posted by Amy on Jul 24

There’s a woman with whom I do not have a direct relationship, but who is important to people who are important to me. Last fall I noticed she had “unfriended” me on Facebook, and I sent her a text message asking if there was anything we needed to talk about. She replied, “I just don’t have anything to say to you.” That was a little hurtful, but I thought about it and answered honestly, “I have felt that way about you. Eventually my heart softened.” Not long after that I got a friend request from her, and I accepted it. Then a couple of months ago I noticed she had done it again. I haven’t reached out to her this time, and don’t plan to. I may very well have committed some offense–I rub a lot of people the wrong way, especially her–but since I have no idea what that might be, and I still haven’t been let in on the secret, I’m going to leave it at that. We may never see each other again, and if we do we can deal with it in person (or not).

She and I had a pretty good run right after my cancer diagnosis. I know it’s awkward that I’m still alive over three years later, without a known expiration date. It’s easy to bury the hatchet and be nice to someone who’s not long for this world. I don’t think that means her gestures of love, concern, and caring were insincere. I’m sure they were genuine, and I appreciate it. But practices that are useful for acute situations don’t always hold up for the long haul.

I don’t think it’s compassion fatigue. I think it’s bewilderment. I know the feeling. This liminal space can feel like a prison. Later, when I’m likely to be trapped in a failing body that offers fewer and fewer physical and mental capabilities, it will be even worse. Cancer stories used to be about suffering and dying, or about “beating” the cancer and returning to normal. This business of people hanging around for years, often with no visible signs of their illness, is new. We don’t have customs for it. And it doesn’t seem to matter how many times I explain that my cancer is incurable and I’ll be in treatment for the rest of my life. People just don’t get it.

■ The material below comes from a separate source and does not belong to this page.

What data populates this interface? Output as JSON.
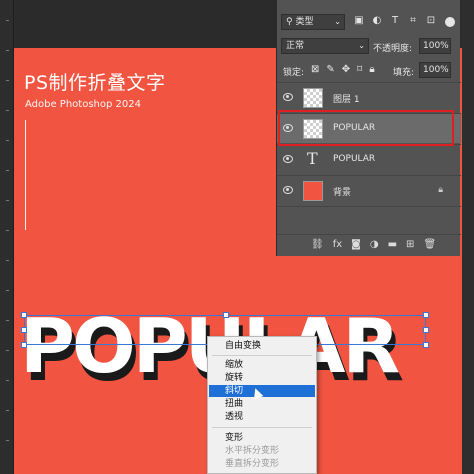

Not long after my cancer diagnosis I figured out that it’s best to stay in the now and take things as they come. It’s a great life skill, and I recommend it highly, especially in the face of death. Denial, a much-maligned but highly useful life skill, plays a huge role too. It’s really better if I just don’t think about it. But staying in the now and living in denial have some distinct limitations. I keep asking myself the same questions about what I want and what I should be doing with my time: Should I keep working on the PhD? (So far, the answer is still yes.) Should I date? (That answer varies. Actually, it varied before I got cancer. It’s just that much more complicated now.) Should I get a pet? (Similar to the dating question: pros and cons. In theory the companionship would be a plus. In practice there are drawbacks.) Should I pursue ordination? (Again, so far, so good.)

But sometimes it all comes crashing down on me and I get depressed. I should make the most of each passing day, hour, minute. But what the hell does that mean? And what’s the point of striving? What matters most? And does any of it really matter? A hundred years from now I’ll be forgotten. Biologically, I’ve done my part with four birth children. That could all come to naught (biologically) too–so far there are no grandchildren or any prospects for them. Beyond passing on genes, I’ll never know if I’ve accomplished anything of lasting value, even indirectly. I’ve always wanted to make a positive difference in the world–whatever that means. Chances are, knitting dishcloths, reading my Twitter feed (over 2,000 followers!) and watching Treme reruns all day are not the best way to do that.


Leave a Reply

You must be logged in to post a comment.

Theme by Eric for Amy, who owns the copyright for this site, and has reserved all rights.